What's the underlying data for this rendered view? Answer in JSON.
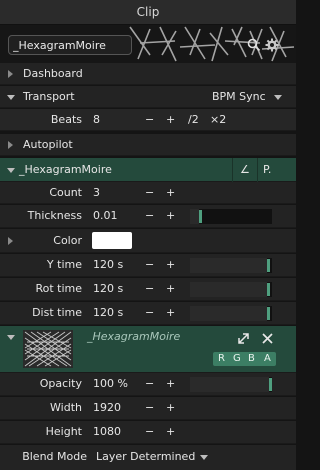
{
  "window": {
    "title": "Clip"
  },
  "search": {
    "value": "_HexagramMoire"
  },
  "sections": {
    "dashboard": "Dashboard",
    "transport": "Transport",
    "transport_mode": "BPM Sync",
    "autopilot": "Autopilot",
    "effect": "_HexagramMoire",
    "effect_btn1": "∠",
    "effect_btn2": "P."
  },
  "beats": {
    "label": "Beats",
    "value": "8",
    "minus": "−",
    "plus": "+",
    "half": "/2",
    "double": "×2"
  },
  "params": {
    "count": {
      "label": "Count",
      "value": "3"
    },
    "thickness": {
      "label": "Thickness",
      "value": "0.01",
      "level": 0.12
    },
    "color": {
      "label": "Color",
      "swatch": "#ffffff"
    },
    "ytime": {
      "label": "Y time",
      "value": "120 s",
      "level": 0.98
    },
    "rottime": {
      "label": "Rot time",
      "value": "120 s",
      "level": 0.98
    },
    "disttime": {
      "label": "Dist time",
      "value": "120 s",
      "level": 0.98
    }
  },
  "clip_card": {
    "name": "_HexagramMoire",
    "channels": [
      "R",
      "G",
      "B",
      "A"
    ]
  },
  "layer": {
    "opacity": {
      "label": "Opacity",
      "value": "100 %",
      "level": 1.0
    },
    "width": {
      "label": "Width",
      "value": "1920"
    },
    "height": {
      "label": "Height",
      "value": "1080"
    },
    "blend": {
      "label": "Blend Mode",
      "value": "Layer Determined"
    }
  },
  "colors": {
    "accent": "#4f9f7f",
    "section_green": "#244a3c"
  },
  "icons": [
    "search-icon",
    "gear-icon",
    "expand-icon",
    "close-icon",
    "chevron-down-icon",
    "triangle-right-icon"
  ]
}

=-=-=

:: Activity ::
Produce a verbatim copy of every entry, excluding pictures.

:: Exercise response ::
What's the underlying data for this rendered view? Answer in JSON.
{
  "window": {
    "title": "Clip"
  },
  "search": {
    "value": "_HexagramMoire"
  },
  "sections": {
    "dashboard": "Dashboard",
    "transport": "Transport",
    "transport_mode": "BPM Sync",
    "autopilot": "Autopilot",
    "effect": "_HexagramMoire",
    "effect_btn1": "∠",
    "effect_btn2": "P."
  },
  "beats": {
    "label": "Beats",
    "value": "8",
    "minus": "−",
    "plus": "+",
    "half": "/2",
    "double": "×2"
  },
  "params": {
    "count": {
      "label": "Count",
      "value": "3"
    },
    "thickness": {
      "label": "Thickness",
      "value": "0.01",
      "level": 0.12
    },
    "color": {
      "label": "Color",
      "swatch": "#ffffff"
    },
    "ytime": {
      "label": "Y time",
      "value": "120 s",
      "level": 0.98
    },
    "rottime": {
      "label": "Rot time",
      "value": "120 s",
      "level": 0.98
    },
    "disttime": {
      "label": "Dist time",
      "value": "120 s",
      "level": 0.98
    }
  },
  "clip_card": {
    "name": "_HexagramMoire",
    "channels": [
      "R",
      "G",
      "B",
      "A"
    ]
  },
  "layer": {
    "opacity": {
      "label": "Opacity",
      "value": "100 %",
      "level": 1.0
    },
    "width": {
      "label": "Width",
      "value": "1920"
    },
    "height": {
      "label": "Height",
      "value": "1080"
    },
    "blend": {
      "label": "Blend Mode",
      "value": "Layer Determined"
    }
  },
  "colors": {
    "accent": "#4f9f7f",
    "section_green": "#244a3c"
  },
  "icons": [
    "search-icon",
    "gear-icon",
    "expand-icon",
    "close-icon",
    "chevron-down-icon",
    "triangle-right-icon"
  ]
}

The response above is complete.